Spaceship Earth, about a group of explorers locking themselves into a man-made, self-sustaining ecosystem for two years in the early 1990s, is a model of documentary craft, showcasing mainstream narrative nonfiction at its apex. As cinema, it’s not trying to reinvent any wheels. But it’s an impressive example of basic storytelling techniques refined for maximum impact, each element reinforcing and feeding off every other element, as in the enclosed ecosystem that it depicts.
Matt Zoller Seitz, rogerebert.com
Man, it was a crazy time. A group of hippies got famous for putting on jumpsuits and quarantining themselves in Arizona for two years. Then they tweaked their own rules and bickered until Steve Bannon showed up to “kick ass” and name names.
Led by the charismatic John Allen, a group of California dreamers traveled the world performing theater and preaching ecology, gradually increasing their goals until eight of them were moving into a completely closed system boasting a geodesic dome designed by Buckminster Fuller.
The aim was to understand biosphere 1 (Earth) enough to be able to replicate it in space.

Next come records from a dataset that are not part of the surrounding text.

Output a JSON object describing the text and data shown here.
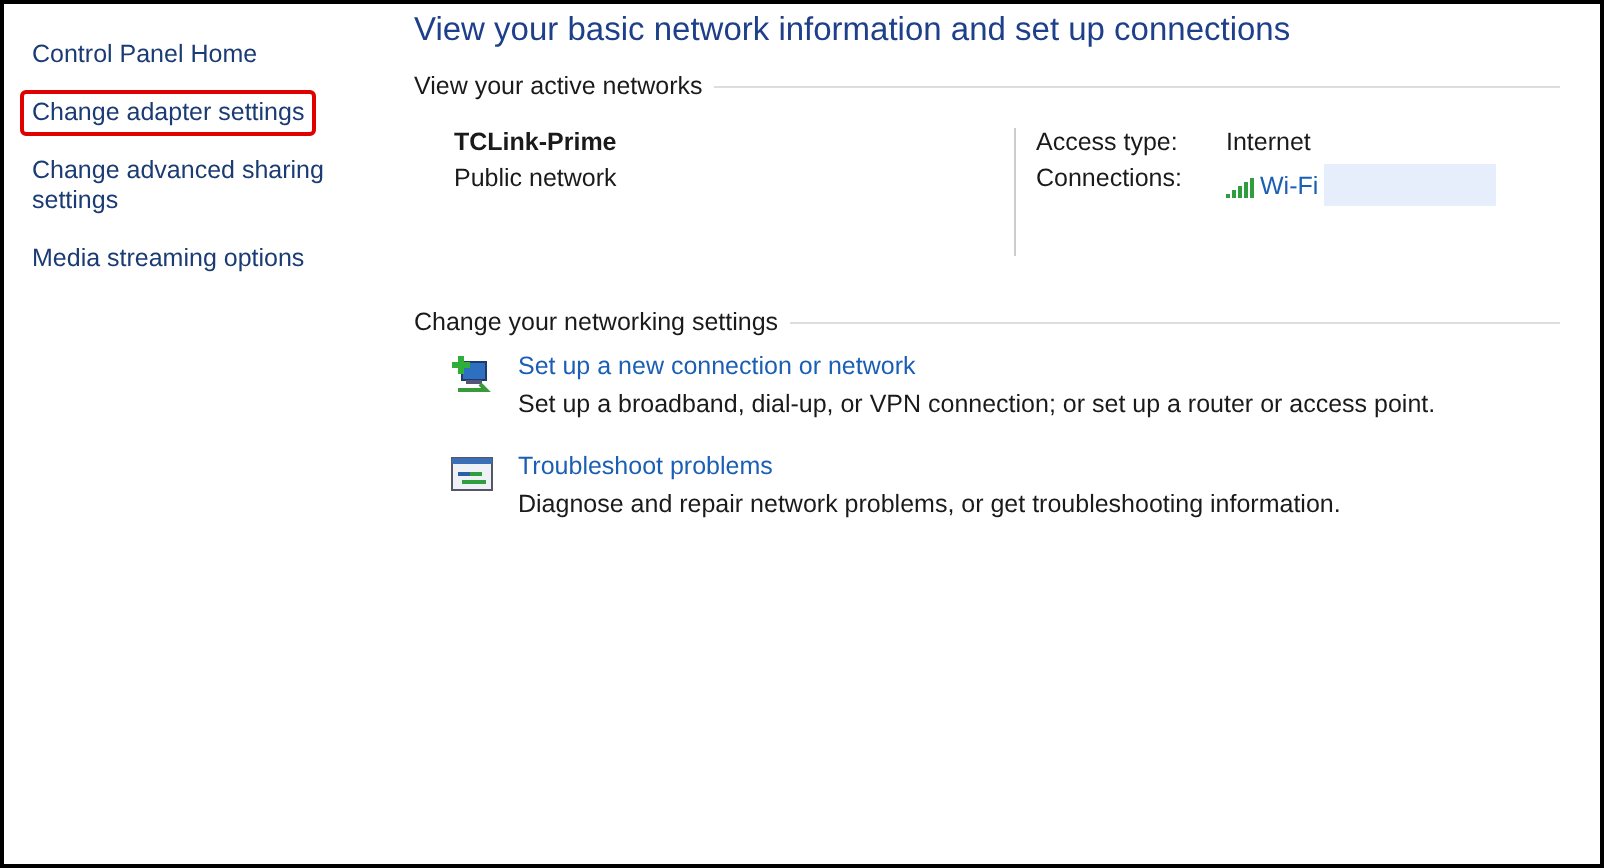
{
  "sidebar": {
    "items": [
      {
        "label": "Control Panel Home",
        "highlighted": false
      },
      {
        "label": "Change adapter settings",
        "highlighted": true
      },
      {
        "label": "Change advanced sharing settings",
        "highlighted": false
      },
      {
        "label": "Media streaming options",
        "highlighted": false
      }
    ]
  },
  "title": "View your basic network information and set up connections",
  "active_networks": {
    "heading": "View your active networks",
    "name": "TCLink-Prime",
    "category": "Public network",
    "access_type_label": "Access type:",
    "access_type": "Internet",
    "connections_label": "Connections:",
    "connection": "Wi-Fi",
    "connection_redacted": true
  },
  "settings": {
    "heading": "Change your networking settings",
    "tasks": [
      {
        "kind": "setup",
        "link": "Set up a new connection or network",
        "description": "Set up a broadband, dial-up, or VPN connection; or set up a router or access point."
      },
      {
        "kind": "troubleshoot",
        "link": "Troubleshoot problems",
        "description": "Diagnose and repair network problems, or get troubleshooting information."
      }
    ]
  }
}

The result was complicated.
Spaceship Earth is an intriguing look back on a moment when the reach of idealism seemed equal to its grasp.
George Wolf, UK Film Review